I like these little rolled-up things with spicy potatoes – no clue what they’re called, but you can get them in a hole-in-the-wall place in Greenwich Village that’s only open a few hours every day. I don’t really know anything about Indian food.
4. As a statistics professor, what do you think the probability is that an average student will get sick (e.g., “Delhi belly”) on the trip? What is the probability that a very responsible student will get sick?
They’ve scared us all so much that I think everyone will be prepared. I predict no major health incidents.
5. What is your favorite trip taken to another country and why?

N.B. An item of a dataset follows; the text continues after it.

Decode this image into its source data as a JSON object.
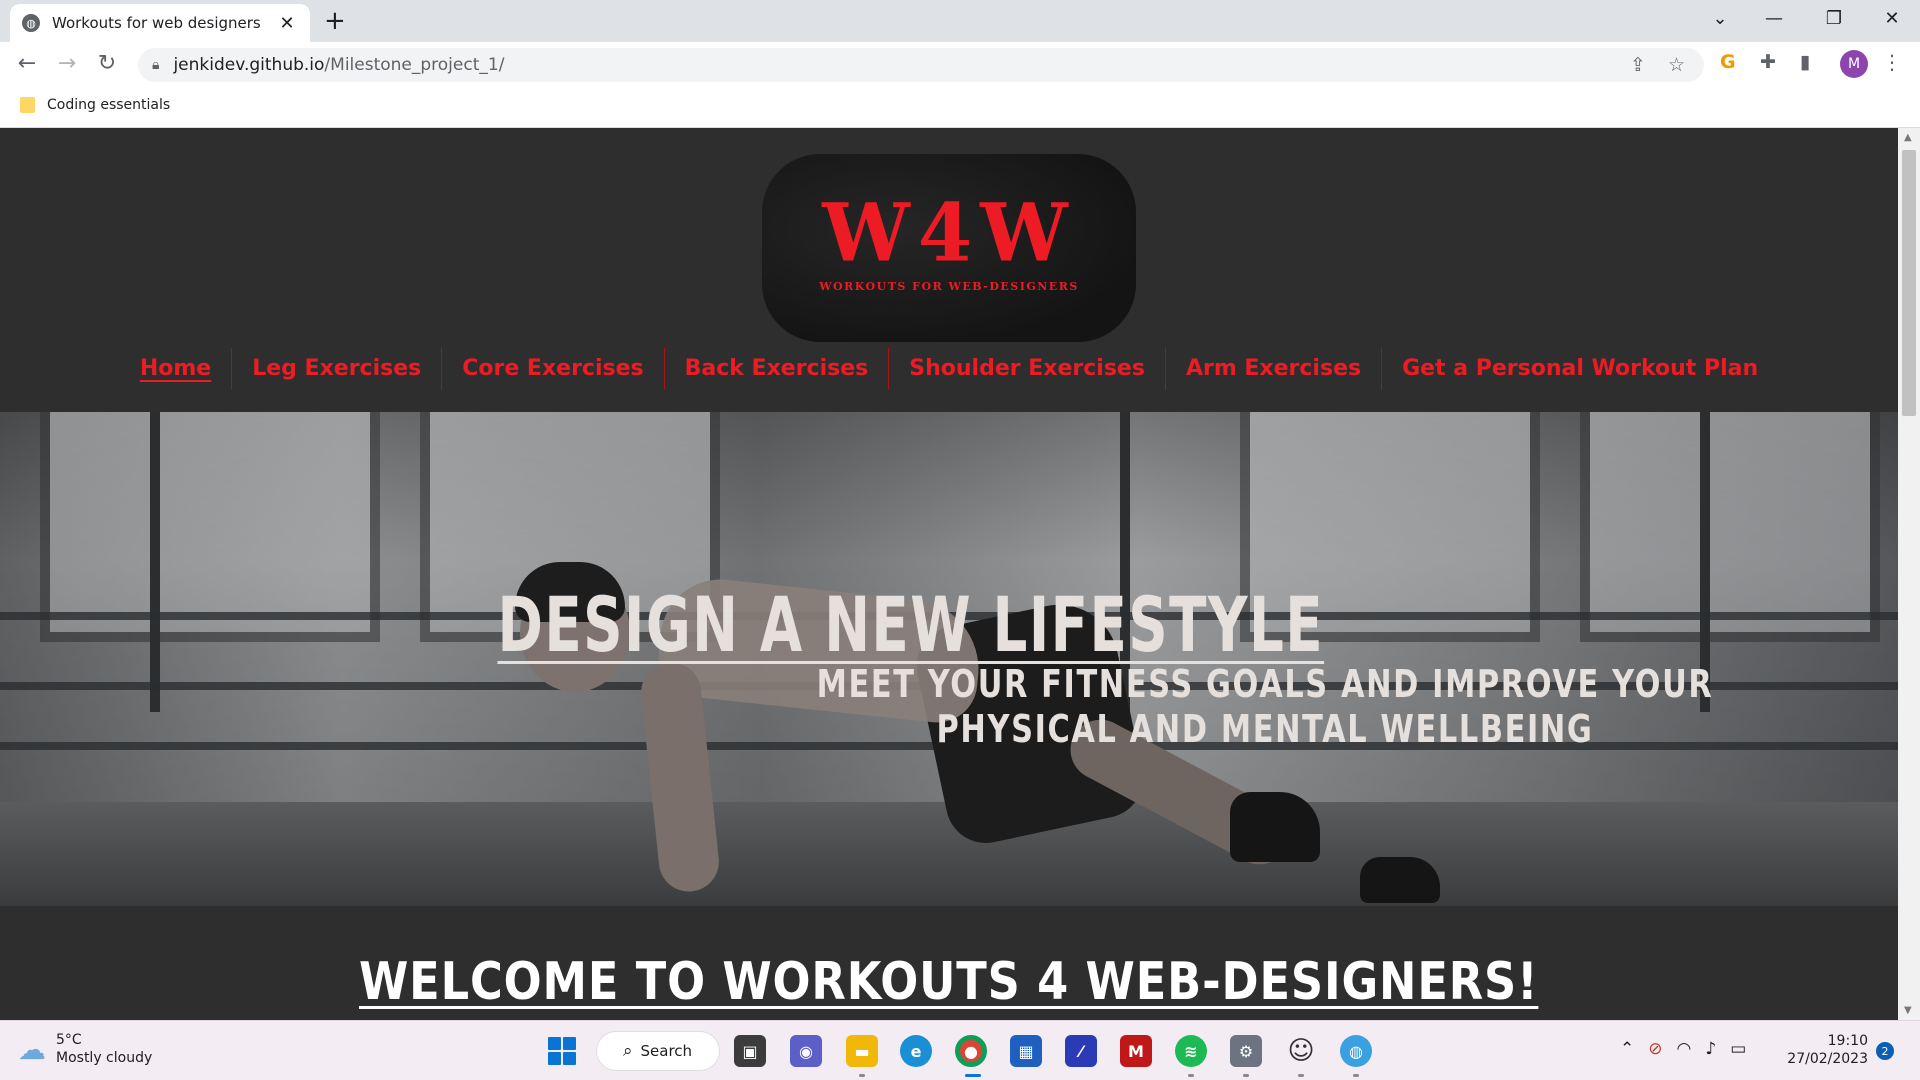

I went on one other Chazen trip, to Australia. On that one I brought my two sons (18 and 19 at the time). We had a blast.
6. As a beer brewer, what is your favorite Asian beer and why?
I don’t know much about Indian beer, which is why I’ll be conducting field research during our trip.
7. Do you know how to dance bhangra? Are you interested in learning?
I’m not much of a dancer.
8. What else would you like your fellow travelers to know about you before embarking on this adventure?
Why? What did you hear?
By Regina Lee ’13
Despite getting an upset stomach by the end of the very first day, the first day’s meetings on this India Chazen trip were to say the least enlightening. From meeting with Dr. Khullar, Chief Secretary of the Ministry of Commerce, to having lunch with Mr. Analjit Singh, Chairman of Max India, at his home, I had learned from these respected leaders a few key lessons about India:
- The widening in inequality gap does not necessarily mean that the rich is getting richer at the expense of the poor; in fact, all three speakers today all believed unanimously that general living standards are improving even for the poor, and it’s just that the rich is getting richer at a much faster rate.
- We are in a way lucky to be living and, in some cases, doing businesses in an economy as homogeneous as the U.S. India is on the other extreme end of the spectrum. While Mr. Singh described India as “heterogeneous”, I think many foreigners would accept “chaotic” as a closer way to describe this country. In the context of doing businesses, there is simply no one-size-fits-all solution, and product differentiation and market segmentation are ever more important here in India. Mr. Singh believes that, however, no matter how you slice and dice the market, there is enough population in each segment for local businesses to prosper. (Naturally, I asked myself, “How do conglomerates, such as Tata, emerge?” We’ll find out soon later this week!)
- Poor infrastructure is holding the economy back. For example, it took us FIVE hours to commute 125 miles. That is an average speed of 25 miles per hour! The unreliable sources of drinking water and power are also concerning.
To fuel this elephant, political reforms are necessary. Unfortunately, as Dr. Khullar mentioned, political reforms take place very slowly in this country. Let’s hear more on this from other speakers on this trip. Next stop: Taj Mahal!
Welcome to the inaugural Chazen Institute Student Travel Blog!
Follow 39 current MBA students, Professor David Juran and Megan Carley of Student Life as they add to the population numbers of India, the world’s second most populous country from December 27 through January 6 on the 8th annual Chazen Study Tour.
Check back for updates and posts from the tour’s official bloggers Regina Lee’13 and Stephanie Cheung’12.
And stay tuned for Global Immersion Turkey posts by official blogger Liz Harrison ’12 in mid-January.
Until then Happy Holidays! And don’t forget the bug spray!